_What you are asked to do_: State, as a number alone, how many lines of the data contain the string "Valor".

====== Input data

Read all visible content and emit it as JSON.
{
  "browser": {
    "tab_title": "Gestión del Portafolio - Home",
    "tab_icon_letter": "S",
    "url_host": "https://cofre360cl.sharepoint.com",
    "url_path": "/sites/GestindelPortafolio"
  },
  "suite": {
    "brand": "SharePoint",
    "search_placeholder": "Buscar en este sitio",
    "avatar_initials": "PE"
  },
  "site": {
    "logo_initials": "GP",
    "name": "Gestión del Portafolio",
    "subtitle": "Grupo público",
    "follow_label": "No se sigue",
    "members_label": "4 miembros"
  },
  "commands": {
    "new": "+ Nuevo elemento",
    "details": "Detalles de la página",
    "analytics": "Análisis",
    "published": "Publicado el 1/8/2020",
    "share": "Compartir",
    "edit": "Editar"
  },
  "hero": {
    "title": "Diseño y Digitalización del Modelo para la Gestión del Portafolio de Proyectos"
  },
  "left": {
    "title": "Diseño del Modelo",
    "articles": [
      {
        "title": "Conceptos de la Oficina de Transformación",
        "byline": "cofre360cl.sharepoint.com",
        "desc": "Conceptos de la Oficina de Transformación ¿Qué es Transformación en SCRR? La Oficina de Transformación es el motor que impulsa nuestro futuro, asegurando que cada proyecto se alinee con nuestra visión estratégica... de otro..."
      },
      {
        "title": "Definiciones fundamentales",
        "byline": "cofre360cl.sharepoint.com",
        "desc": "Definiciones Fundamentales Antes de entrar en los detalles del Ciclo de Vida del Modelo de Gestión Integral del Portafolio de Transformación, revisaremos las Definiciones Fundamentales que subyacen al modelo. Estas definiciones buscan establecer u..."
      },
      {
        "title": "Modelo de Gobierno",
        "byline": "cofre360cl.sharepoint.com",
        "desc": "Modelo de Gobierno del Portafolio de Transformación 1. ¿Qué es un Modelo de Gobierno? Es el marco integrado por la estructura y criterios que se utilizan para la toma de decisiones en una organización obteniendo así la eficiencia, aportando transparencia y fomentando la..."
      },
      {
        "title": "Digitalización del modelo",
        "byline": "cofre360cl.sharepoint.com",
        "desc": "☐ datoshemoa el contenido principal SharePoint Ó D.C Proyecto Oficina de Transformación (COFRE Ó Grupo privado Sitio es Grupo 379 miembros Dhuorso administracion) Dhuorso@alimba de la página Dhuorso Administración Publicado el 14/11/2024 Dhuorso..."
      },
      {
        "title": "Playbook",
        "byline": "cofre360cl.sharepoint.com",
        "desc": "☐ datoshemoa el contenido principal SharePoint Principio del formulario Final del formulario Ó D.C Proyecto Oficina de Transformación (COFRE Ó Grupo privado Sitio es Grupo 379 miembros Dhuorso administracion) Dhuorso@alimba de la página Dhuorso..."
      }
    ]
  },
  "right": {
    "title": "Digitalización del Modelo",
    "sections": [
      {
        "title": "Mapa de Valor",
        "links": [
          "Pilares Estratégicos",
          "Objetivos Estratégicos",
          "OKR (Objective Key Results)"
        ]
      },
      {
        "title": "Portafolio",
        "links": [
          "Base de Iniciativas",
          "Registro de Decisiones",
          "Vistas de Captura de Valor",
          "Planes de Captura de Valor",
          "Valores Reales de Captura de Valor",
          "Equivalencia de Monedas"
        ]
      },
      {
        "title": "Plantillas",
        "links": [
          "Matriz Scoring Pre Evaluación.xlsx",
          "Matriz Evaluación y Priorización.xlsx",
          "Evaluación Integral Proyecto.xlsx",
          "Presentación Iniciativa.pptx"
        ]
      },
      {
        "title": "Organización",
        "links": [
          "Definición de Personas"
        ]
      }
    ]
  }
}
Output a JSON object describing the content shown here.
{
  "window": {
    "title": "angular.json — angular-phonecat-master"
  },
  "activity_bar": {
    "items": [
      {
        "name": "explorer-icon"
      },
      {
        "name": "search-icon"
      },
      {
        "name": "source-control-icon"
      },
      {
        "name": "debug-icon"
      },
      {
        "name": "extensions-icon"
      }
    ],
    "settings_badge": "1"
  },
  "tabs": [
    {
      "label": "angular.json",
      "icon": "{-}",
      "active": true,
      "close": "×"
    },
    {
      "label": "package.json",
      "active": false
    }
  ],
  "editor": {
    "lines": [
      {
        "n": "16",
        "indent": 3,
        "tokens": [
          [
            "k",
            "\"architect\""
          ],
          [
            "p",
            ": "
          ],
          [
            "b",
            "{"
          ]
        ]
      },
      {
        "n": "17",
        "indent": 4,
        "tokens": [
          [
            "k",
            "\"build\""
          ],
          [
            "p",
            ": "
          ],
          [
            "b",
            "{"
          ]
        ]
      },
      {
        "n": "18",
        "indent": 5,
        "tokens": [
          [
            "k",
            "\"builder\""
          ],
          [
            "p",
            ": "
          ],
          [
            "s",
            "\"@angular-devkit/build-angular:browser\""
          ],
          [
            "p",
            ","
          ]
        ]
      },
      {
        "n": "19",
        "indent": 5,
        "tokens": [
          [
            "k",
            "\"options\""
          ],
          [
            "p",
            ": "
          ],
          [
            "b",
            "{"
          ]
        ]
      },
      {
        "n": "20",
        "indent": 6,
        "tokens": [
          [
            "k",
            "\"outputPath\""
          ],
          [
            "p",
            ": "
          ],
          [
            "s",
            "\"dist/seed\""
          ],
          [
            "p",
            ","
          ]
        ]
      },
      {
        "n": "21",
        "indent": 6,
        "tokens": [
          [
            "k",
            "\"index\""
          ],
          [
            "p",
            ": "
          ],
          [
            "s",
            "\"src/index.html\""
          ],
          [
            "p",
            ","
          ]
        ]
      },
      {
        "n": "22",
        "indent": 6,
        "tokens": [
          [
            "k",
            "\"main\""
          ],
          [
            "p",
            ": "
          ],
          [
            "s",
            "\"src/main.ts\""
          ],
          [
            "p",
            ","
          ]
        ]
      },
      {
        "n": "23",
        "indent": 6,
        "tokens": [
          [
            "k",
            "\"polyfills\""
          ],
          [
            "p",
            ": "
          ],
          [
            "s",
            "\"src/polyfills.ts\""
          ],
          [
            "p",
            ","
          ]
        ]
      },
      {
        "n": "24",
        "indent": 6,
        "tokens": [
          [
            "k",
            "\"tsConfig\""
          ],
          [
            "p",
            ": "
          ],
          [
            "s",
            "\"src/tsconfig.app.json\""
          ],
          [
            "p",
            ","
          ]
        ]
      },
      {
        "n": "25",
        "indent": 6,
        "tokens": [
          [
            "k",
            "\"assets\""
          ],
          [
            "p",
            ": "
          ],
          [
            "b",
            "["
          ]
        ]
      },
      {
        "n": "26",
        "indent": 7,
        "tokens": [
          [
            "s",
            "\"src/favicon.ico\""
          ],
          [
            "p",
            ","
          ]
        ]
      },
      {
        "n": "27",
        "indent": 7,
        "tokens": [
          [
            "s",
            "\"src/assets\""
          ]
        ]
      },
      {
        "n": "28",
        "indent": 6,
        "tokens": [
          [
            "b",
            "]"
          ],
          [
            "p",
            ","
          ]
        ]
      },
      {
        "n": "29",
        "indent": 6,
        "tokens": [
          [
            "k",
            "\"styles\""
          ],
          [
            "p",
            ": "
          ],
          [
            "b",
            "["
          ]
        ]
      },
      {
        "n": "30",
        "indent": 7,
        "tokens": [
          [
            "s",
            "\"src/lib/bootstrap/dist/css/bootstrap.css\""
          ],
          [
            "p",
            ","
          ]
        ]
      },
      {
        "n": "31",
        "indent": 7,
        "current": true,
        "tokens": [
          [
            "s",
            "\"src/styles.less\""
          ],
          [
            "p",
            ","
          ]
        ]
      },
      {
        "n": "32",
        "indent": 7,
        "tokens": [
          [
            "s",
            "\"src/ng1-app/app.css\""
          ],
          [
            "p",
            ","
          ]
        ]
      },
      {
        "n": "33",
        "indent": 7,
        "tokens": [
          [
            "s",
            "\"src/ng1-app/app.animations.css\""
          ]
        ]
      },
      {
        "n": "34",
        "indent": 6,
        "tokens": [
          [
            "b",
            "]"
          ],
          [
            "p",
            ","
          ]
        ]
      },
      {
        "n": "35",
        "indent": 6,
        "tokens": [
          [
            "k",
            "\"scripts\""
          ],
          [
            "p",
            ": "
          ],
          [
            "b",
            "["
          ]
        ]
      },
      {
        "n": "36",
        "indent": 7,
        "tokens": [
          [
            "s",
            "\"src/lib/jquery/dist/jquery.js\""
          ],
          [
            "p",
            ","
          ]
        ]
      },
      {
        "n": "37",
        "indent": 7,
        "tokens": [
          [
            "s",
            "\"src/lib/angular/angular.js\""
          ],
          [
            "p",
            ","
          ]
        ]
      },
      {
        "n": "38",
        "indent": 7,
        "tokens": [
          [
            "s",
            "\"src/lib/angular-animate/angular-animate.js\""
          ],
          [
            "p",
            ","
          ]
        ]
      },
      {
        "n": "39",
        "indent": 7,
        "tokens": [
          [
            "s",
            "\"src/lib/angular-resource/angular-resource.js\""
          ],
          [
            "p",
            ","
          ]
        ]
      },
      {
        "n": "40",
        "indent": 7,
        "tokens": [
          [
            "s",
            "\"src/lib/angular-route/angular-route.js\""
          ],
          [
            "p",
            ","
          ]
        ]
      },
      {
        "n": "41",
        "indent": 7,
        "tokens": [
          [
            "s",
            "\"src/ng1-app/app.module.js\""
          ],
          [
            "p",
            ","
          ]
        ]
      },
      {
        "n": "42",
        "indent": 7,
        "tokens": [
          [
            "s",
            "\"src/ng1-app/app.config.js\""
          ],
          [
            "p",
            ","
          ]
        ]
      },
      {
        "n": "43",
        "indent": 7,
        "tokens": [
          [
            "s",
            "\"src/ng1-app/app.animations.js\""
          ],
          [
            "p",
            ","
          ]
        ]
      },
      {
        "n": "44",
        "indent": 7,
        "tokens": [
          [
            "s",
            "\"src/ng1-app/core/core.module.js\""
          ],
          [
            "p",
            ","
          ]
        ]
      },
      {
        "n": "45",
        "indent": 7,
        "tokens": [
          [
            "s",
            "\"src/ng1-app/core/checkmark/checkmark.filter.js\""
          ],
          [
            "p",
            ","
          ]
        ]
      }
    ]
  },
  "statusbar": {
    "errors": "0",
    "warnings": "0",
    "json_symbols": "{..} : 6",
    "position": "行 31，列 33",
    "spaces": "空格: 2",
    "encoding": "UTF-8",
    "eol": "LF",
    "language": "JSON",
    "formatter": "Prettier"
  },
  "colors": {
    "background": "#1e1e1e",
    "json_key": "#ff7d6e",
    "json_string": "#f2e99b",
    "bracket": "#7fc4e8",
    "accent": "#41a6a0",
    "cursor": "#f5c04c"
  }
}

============

_Reply_: 4